April 29, 1996 GMT

TORONTO (AP) _ So much for the Toronto Maple Leafs’ season. And so much for Nick Beverley’s coaching experience.

Beverley, who had worked in relative anonymity in the front office before replacing Pat Burns in early March, returns to his old job of director of scouting and player personnel.

His first NHL coaching experience was an eye-opener for the 48-year-old Beverley, a former NHL defenseman who was 9-6-2 as coach of the Maple Leafs during the regular season and 2-4 in the playoffs.

And it was an eye-opener for his players. The outspoken Beverley never held back his thoughts when he felt his team played badly.

At one point, he referred to his players as ``nimrods″ -- actually a complimentary term. The dictionary describes a ``Nimrod″ as a ``mighty hunter.″
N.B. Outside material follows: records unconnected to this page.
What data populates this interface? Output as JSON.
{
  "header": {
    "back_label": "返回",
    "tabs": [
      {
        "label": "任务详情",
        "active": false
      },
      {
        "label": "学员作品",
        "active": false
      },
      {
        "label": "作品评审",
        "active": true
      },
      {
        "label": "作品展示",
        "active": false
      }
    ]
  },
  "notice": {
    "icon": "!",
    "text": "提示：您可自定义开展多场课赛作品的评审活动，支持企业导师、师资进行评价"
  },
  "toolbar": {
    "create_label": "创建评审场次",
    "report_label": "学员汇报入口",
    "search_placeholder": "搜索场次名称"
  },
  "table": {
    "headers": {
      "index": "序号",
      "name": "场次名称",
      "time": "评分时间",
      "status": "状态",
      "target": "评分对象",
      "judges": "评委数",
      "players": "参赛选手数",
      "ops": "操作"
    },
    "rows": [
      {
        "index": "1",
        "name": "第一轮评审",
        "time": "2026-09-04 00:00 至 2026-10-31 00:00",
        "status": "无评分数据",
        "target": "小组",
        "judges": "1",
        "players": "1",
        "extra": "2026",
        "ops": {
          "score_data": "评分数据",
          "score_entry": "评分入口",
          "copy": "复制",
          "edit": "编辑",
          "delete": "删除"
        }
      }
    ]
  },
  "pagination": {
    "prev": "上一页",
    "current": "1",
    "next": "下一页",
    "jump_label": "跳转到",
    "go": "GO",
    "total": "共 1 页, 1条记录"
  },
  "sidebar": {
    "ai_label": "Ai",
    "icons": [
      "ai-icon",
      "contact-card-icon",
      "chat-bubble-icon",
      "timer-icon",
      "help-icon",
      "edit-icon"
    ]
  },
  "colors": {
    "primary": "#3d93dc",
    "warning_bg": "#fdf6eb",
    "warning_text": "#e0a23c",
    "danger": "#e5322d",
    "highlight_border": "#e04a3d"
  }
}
Team Nimrod _ it was an easy nickname to use to describe the inconsistent Maple Leafs.

``I feel badly,″ Beverley said after losing the first-round series to St. Louis in six games. ``I feel we should have got through this series, and we didn’t.″

The St. Louis series was ``an example of how the season had gone in terms of the team having the overall tenacity to stay with what we knew we had to do to be successful.″

Toronto was 34-36-12, tied for 13th place overall during the regular season.

The Maple Leafs starting play poorly in January and never got their game back to his satisfaction.

``You expect every team is going to have a slump a couple of times during the season,″ he said Sunday as he sat behind the coach’s desk adjacent to the dressing room for one of the last times. ``When our slump began nobody ever got a grip on why it got a life of its own.

``The further it went the more difficult it got for Burnsie and the coaching staff, and the confidence of the players dropped right off the face of the earth. That’s where it started, right there, and we never really got it back together.″

He had fun but, when the Blues prevailed in the playoffs, ``The fun got sucked out of like a big vacuum.″

Only a handful of players showed up at the Gardens. Most will clean out their belongings today.

``It was pretty quiet,″ left wing Todd Warriner said of the plane ride home from St. Louis. ``Everyone kind of kept to himself and his own thoughts. Everybody was down with the way things went.″


Warriner was quick to adopt an off-season attitude.

``Maybe we didn’t perform up to expectations everybody set for us but the guys can leave feeling good about themselves,″ he said. ``There are a lot of established players here who have no reason to feel bad about this year affecting their careers in any way.

``I learned a great deal and I have tremendous respect for every one of my teammates.″